  • Heels are over-rated. Why do we have them?¬†
  • Are heels a symbol of oppression?
  • Shoud the discussion of heels be¬†a Masters’ dissertation topic.
  • Big sisters are the best for helping prepare for graduation.
  • Spandex is a wonderful thing, but is it too a symbol of oppression?¬†
  • We spend years teaching our students about¬†the perils of alcohol abuse and then wave them merrily off to a wild after-grad party.
  • I am not the only ‘avoider’. See earlier blog¬†post.
  • No longer being a teacher at our school is weird and sad! I too, like Betsy,¬†am unemployed.¬†
  • My husband is too smart for his own good and writes a great graduation speech. Today in the¬†Guardian¬†the Mayor of London, Sadiq Khan¬†pinched his idea in saying that Donald Trump is like a twentieth century fascist.¬†
  • My husband is funny as shown by this line: “Next week, Donald Trump and Boris Johnson will cement their Doris Bromance in London with their pitbull Nigel Farage.¬†
  • My husband is adorable in that he worried, after the event, that using Doris as a play on words might seem sexist.
  • The power of language should not be underestimated.
  • My husband’s speeches could perhaps be a little less political!¬†
  • Our school educators¬†teach¬†our kids to be confident orators, singers, and performers.
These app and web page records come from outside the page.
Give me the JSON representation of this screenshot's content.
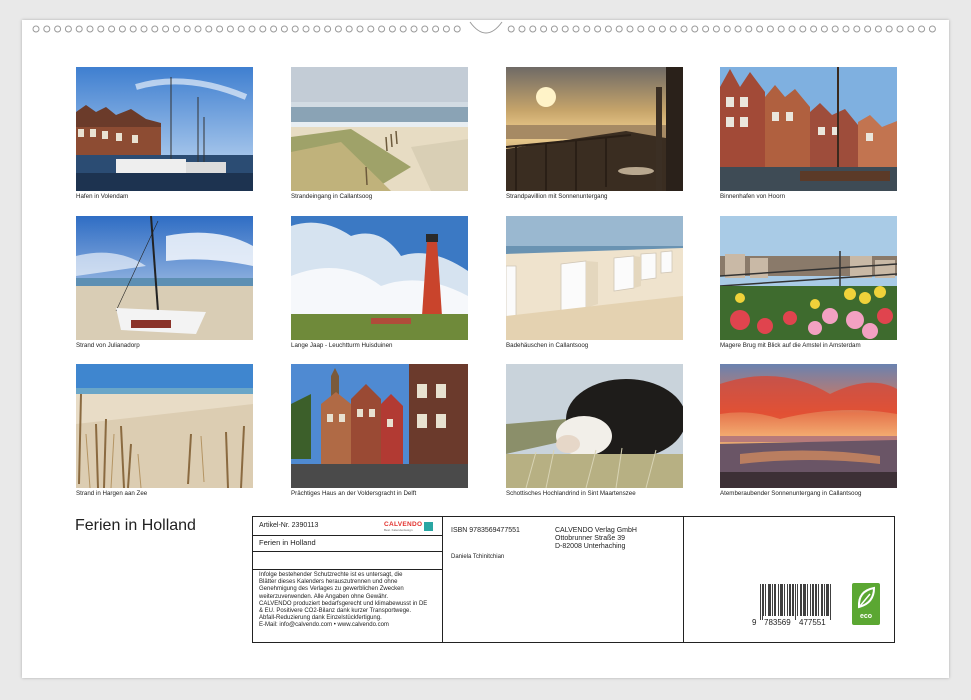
{
  "calendar": {
    "title": "Ferien in Holland"
  },
  "photos": [
    {
      "caption": "Hafen in Volendam",
      "scene": "harbor-houses"
    },
    {
      "caption": "Strandeingang in Callantsoog",
      "scene": "dunes"
    },
    {
      "caption": "Strandpavillion mit Sonnenuntergang",
      "scene": "pavilion-sunset"
    },
    {
      "caption": "Binnenhafen von Hoorn",
      "scene": "old-harbor"
    },
    {
      "caption": "Strand von Julianadorp",
      "scene": "catamaran"
    },
    {
      "caption": "Lange Jaap - Leuchtturm Huisduinen",
      "scene": "lighthouse"
    },
    {
      "caption": "Badehäuschen in Callantsoog",
      "scene": "beach-huts"
    },
    {
      "caption": "Magere Brug mit Blick auf die Amstel in Amsterdam",
      "scene": "tulips"
    },
    {
      "caption": "Strand in Hargen aan Zee",
      "scene": "beach-fence"
    },
    {
      "caption": "Prächtiges Haus an der Voldersgracht in Delft",
      "scene": "delft-houses"
    },
    {
      "caption": "Schottisches Hochlandrind in Sint Maartenszee",
      "scene": "cow"
    },
    {
      "caption": "Atemberaubender Sonnenuntergang in Callantsoog",
      "scene": "red-sunset"
    }
  ],
  "info": {
    "article_label": "Artikel-Nr. 2390113",
    "logo_text": "CALVENDO",
    "logo_sub": "Best. Kalenderdesign",
    "box_title": "Ferien in Holland",
    "legal_lines": [
      "Infolge bestehender Schutzrechte ist es untersagt, die",
      "Blätter dieses Kalenders herauszutrennen und ohne",
      "Genehmigung des Verlages zu gewerblichen Zwecken",
      "weiterzuverwenden. Alle Angaben ohne Gewähr.",
      "CALVENDO produziert bedarfsgerecht und klimabewusst in DE",
      "& EU. Positivere CO2-Bilanz dank kurzer Transportwege.",
      "Abfall-Reduzierung dank Einzelstückfertigung.",
      "E-Mail: info@calvendo.com • www.calvendo.com"
    ],
    "isbn": "ISBN 9783569477551",
    "author": "Daniela Tchinitchian",
    "publisher_lines": [
      "CALVENDO Verlag GmbH",
      "Ottobrunner Straße 39",
      "D-82008 Unterhaching"
    ],
    "barcode_digits": [
      "9",
      "783569",
      "477551"
    ],
    "eco_label": "eco"
  },
  "colors": {
    "accent": "#e2312d",
    "eco_green": "#5ba732",
    "border": "#222222"
  }
}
Being a risk taker is a good thing.
  • Our kids have no excuse to not truly understand the value of good values.
  • Some kids will never have those values embedded in them.
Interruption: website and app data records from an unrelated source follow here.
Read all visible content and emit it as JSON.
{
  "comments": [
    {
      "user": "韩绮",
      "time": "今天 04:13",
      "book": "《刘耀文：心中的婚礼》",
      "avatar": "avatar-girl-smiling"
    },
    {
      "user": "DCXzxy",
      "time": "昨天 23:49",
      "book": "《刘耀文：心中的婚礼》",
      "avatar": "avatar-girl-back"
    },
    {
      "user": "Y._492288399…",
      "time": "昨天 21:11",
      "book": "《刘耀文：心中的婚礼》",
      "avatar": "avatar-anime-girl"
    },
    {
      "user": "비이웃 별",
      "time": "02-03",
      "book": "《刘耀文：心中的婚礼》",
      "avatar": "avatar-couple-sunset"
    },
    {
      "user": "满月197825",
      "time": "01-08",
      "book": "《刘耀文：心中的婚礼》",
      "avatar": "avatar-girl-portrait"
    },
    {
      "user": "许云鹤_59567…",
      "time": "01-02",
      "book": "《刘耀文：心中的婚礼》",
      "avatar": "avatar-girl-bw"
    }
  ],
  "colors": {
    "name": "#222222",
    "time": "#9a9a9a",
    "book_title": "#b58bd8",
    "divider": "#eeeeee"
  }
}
  • In order to thrive it is essential to buy into and trust a belief system.
  • In the old days teaching was called a vocation. This still stands.
  • An excellent pastoral system should come first in education.
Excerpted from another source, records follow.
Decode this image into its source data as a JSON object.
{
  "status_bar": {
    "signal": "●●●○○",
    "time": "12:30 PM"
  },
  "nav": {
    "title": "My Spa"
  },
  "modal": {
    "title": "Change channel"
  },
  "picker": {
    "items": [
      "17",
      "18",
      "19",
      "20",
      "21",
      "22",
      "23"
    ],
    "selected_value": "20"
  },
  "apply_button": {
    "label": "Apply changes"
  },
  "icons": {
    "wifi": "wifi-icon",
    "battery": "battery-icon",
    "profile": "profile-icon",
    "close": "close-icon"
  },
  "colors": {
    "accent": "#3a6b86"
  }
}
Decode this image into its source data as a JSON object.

  • International friendships are fabulous.¬†
  • International frienships with parents from differing cultures are probably difficult to maintain long term.¬†
  • A big budget lends itself to a massive team of school housekeeprs, technicians and helpers. Our kids are good at saying thank you, but may not actually really value them.
  • If I ruled the world I’d have the Year 12¬†kids set up or clean up the school tables at graduation.
  • People watching at graduation is interesting. The kids are adults and the connection between students and teachers is powerful and important.
  • Graduation is celebrating every day of a students’ journey, not just the last year or few weeks.¬†
  • Technology is amazing. What a phenomenon that our graduation can be viewed world wide. Check out the Patana School Alumni page here for more¬†photos and fun.
  • Photos feature a lot at graduations these days!¬†
  • My kids find bad photos of me highly amusing.
  • The day after graduation is a great day for a¬†Sheraton brunch.
  • Social extroverts (especially sober¬†ones) are highly desired at functions.
  • Preparing for a graduation is like preparing for a very large wedding. A massive task that teachers don’t prepare for when doing their training!¬†
  • Teachers and staff who organise massive events like graduation and residentials are awesome.
  • Friends and ex-teachers who come and celebrate your kids’ graduation are super kind.¬†
  • All the world is an extension of a karaoke hall. Young and old like to belt out classic numbers when the opportunity arises. My daughter included during the informal entertainment of her graduation.
  • Students who have the confidence to have fun and be themselves are a school’s success story.

I started this blog thinking I would be wryly tongue in cheek and moderately amusing. The reality is that I feel like I’ve written out a list of essay questions or statements that should all have ‘Discuss’ at the end of then. I’m a little afeared I sound a bit preachy, but hopefully not.

Graduation Gratitude

To be honest, at times like this my gratitude list is overflowing. Thank you and farewell Bangkok Patana School.

Scroll to Top